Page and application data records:
•••••
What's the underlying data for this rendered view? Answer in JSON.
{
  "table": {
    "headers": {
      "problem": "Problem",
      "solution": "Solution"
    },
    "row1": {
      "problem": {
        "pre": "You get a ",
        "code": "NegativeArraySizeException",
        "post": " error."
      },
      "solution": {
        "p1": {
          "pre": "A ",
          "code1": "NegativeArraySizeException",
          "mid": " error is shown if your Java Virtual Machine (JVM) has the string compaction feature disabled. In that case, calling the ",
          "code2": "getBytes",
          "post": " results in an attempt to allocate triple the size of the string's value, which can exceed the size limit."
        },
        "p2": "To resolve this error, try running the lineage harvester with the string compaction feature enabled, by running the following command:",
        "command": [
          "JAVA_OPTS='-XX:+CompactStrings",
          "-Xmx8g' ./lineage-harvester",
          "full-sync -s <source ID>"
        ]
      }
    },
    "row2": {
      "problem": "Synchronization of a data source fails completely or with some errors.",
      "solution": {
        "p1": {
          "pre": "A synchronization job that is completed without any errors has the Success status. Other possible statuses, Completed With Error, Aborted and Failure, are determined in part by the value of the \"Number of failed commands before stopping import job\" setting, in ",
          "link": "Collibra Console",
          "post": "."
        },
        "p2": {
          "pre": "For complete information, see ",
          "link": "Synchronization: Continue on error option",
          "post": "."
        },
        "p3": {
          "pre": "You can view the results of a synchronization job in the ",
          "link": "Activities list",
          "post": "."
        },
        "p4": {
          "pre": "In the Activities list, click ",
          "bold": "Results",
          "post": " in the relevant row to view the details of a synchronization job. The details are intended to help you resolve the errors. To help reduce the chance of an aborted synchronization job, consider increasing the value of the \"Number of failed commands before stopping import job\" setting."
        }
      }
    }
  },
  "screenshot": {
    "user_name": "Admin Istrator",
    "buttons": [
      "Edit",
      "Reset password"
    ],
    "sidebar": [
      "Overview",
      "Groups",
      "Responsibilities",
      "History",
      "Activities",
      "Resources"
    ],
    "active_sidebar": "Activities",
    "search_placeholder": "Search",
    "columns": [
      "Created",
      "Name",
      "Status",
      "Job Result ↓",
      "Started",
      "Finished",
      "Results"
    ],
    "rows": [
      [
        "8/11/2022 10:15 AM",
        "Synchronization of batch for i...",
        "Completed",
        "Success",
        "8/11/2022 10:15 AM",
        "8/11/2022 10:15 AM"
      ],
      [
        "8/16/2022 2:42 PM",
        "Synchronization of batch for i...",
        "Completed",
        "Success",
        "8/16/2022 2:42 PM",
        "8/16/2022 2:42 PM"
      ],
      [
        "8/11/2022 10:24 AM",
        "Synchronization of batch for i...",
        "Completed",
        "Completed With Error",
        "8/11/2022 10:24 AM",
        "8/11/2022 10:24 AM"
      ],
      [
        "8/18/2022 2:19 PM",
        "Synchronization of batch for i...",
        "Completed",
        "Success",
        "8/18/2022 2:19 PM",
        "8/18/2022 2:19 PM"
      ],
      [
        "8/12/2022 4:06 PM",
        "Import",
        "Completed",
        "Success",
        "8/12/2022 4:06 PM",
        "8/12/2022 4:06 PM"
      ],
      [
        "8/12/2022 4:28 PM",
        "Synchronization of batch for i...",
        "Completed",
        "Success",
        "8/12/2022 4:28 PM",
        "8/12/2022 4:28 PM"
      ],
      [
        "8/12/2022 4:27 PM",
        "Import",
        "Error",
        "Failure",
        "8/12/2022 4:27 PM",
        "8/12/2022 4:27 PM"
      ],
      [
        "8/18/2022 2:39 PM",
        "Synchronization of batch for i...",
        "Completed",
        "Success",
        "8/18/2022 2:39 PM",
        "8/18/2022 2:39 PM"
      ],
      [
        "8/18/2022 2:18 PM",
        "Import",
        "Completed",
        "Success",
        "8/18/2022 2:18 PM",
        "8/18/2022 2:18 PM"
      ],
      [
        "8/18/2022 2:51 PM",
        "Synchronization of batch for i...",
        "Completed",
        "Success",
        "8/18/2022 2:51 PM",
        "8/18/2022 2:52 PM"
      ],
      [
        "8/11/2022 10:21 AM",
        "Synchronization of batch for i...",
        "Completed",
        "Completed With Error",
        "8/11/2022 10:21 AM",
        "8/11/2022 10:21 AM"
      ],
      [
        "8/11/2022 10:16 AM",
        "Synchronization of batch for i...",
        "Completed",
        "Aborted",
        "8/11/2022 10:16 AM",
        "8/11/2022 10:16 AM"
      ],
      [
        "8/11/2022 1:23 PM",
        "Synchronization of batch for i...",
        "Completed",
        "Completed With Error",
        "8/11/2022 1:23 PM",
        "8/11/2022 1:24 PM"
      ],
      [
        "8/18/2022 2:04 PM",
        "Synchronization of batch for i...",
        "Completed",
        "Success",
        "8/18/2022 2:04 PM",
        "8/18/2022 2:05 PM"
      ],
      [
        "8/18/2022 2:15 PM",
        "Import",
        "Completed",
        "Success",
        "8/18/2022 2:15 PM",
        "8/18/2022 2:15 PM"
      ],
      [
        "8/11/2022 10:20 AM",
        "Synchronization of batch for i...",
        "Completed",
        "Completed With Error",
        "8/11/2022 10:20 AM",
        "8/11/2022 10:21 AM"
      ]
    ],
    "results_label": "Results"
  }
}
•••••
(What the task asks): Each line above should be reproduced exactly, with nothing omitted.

(Response):
What's the underlying data for this rendered view? Answer in JSON.
{
  "table": {
    "headers": {
      "problem": "Problem",
      "solution": "Solution"
    },
    "row1": {
      "problem": {
        "pre": "You get a ",
        "code": "NegativeArraySizeException",
        "post": " error."
      },
      "solution": {
        "p1": {
          "pre": "A ",
          "code1": "NegativeArraySizeException",
          "mid": " error is shown if your Java Virtual Machine (JVM) has the string compaction feature disabled. In that case, calling the ",
          "code2": "getBytes",
          "post": " results in an attempt to allocate triple the size of the string's value, which can exceed the size limit."
        },
        "p2": "To resolve this error, try running the lineage harvester with the string compaction feature enabled, by running the following command:",
        "command": [
          "JAVA_OPTS='-XX:+CompactStrings",
          "-Xmx8g' ./lineage-harvester",
          "full-sync -s <source ID>"
        ]
      }
    },
    "row2": {
      "problem": "Synchronization of a data source fails completely or with some errors.",
      "solution": {
        "p1": {
          "pre": "A synchronization job that is completed without any errors has the Success status. Other possible statuses, Completed With Error, Aborted and Failure, are determined in part by the value of the \"Number of failed commands before stopping import job\" setting, in ",
          "link": "Collibra Console",
          "post": "."
        },
        "p2": {
          "pre": "For complete information, see ",
          "link": "Synchronization: Continue on error option",
          "post": "."
        },
        "p3": {
          "pre": "You can view the results of a synchronization job in the ",
          "link": "Activities list",
          "post": "."
        },
        "p4": {
          "pre": "In the Activities list, click ",
          "bold": "Results",
          "post": " in the relevant row to view the details of a synchronization job. The details are intended to help you resolve the errors. To help reduce the chance of an aborted synchronization job, consider increasing the value of the \"Number of failed commands before stopping import job\" setting."
        }
      }
    }
  },
  "screenshot": {
    "user_name": "Admin Istrator",
    "buttons": [
      "Edit",
      "Reset password"
    ],
    "sidebar": [
      "Overview",
      "Groups",
      "Responsibilities",
      "History",
      "Activities",
      "Resources"
    ],
    "active_sidebar": "Activities",
    "search_placeholder": "Search",
    "columns": [
      "Created",
      "Name",
      "Status",
      "Job Result ↓",
      "Started",
      "Finished",
      "Results"
    ],
    "rows": [
      [
        "8/11/2022 10:15 AM",
        "Synchronization of batch for i...",
        "Completed",
        "Success",
        "8/11/2022 10:15 AM",
        "8/11/2022 10:15 AM"
      ],
      [
        "8/16/2022 2:42 PM",
        "Synchronization of batch for i...",
        "Completed",
        "Success",
        "8/16/2022 2:42 PM",
        "8/16/2022 2:42 PM"
      ],
      [
        "8/11/2022 10:24 AM",
        "Synchronization of batch for i...",
        "Completed",
        "Completed With Error",
        "8/11/2022 10:24 AM",
        "8/11/2022 10:24 AM"
      ],
      [
        "8/18/2022 2:19 PM",
        "Synchronization of batch for i...",
        "Completed",
        "Success",
        "8/18/2022 2:19 PM",
        "8/18/2022 2:19 PM"
      ],
      [
        "8/12/2022 4:06 PM",
        "Import",
        "Completed",
        "Success",
        "8/12/2022 4:06 PM",
        "8/12/2022 4:06 PM"
      ],
      [
        "8/12/2022 4:28 PM",
        "Synchronization of batch for i...",
        "Completed",
        "Success",
        "8/12/2022 4:28 PM",
        "8/12/2022 4:28 PM"
      ],
      [
        "8/12/2022 4:27 PM",
        "Import",
        "Error",
        "Failure",
        "8/12/2022 4:27 PM",
        "8/12/2022 4:27 PM"
      ],
      [
        "8/18/2022 2:39 PM",
        "Synchronization of batch for i...",
        "Completed",
        "Success",
        "8/18/2022 2:39 PM",
        "8/18/2022 2:39 PM"
      ],
      [
        "8/18/2022 2:18 PM",
        "Import",
        "Completed",
        "Success",
        "8/18/2022 2:18 PM",
        "8/18/2022 2:18 PM"
      ],
      [
        "8/18/2022 2:51 PM",
        "Synchronization of batch for i...",
        "Completed",
        "Success",
        "8/18/2022 2:51 PM",
        "8/18/2022 2:52 PM"
      ],
      [
        "8/11/2022 10:21 AM",
        "Synchronization of batch for i...",
        "Completed",
        "Completed With Error",
        "8/11/2022 10:21 AM",
        "8/11/2022 10:21 AM"
      ],
      [
        "8/11/2022 10:16 AM",
        "Synchronization of batch for i...",
        "Completed",
        "Aborted",
        "8/11/2022 10:16 AM",
        "8/11/2022 10:16 AM"
      ],
      [
        "8/11/2022 1:23 PM",
        "Synchronization of batch for i...",
        "Completed",
        "Completed With Error",
        "8/11/2022 1:23 PM",
        "8/11/2022 1:24 PM"
      ],
      [
        "8/18/2022 2:04 PM",
        "Synchronization of batch for i...",
        "Completed",
        "Success",
        "8/18/2022 2:04 PM",
        "8/18/2022 2:05 PM"
      ],
      [
        "8/18/2022 2:15 PM",
        "Import",
        "Completed",
        "Success",
        "8/18/2022 2:15 PM",
        "8/18/2022 2:15 PM"
      ],
      [
        "8/11/2022 10:20 AM",
        "Synchronization of batch for i...",
        "Completed",
        "Completed With Error",
        "8/11/2022 10:20 AM",
        "8/11/2022 10:21 AM"
      ]
    ],
    "results_label": "Results"
  }
}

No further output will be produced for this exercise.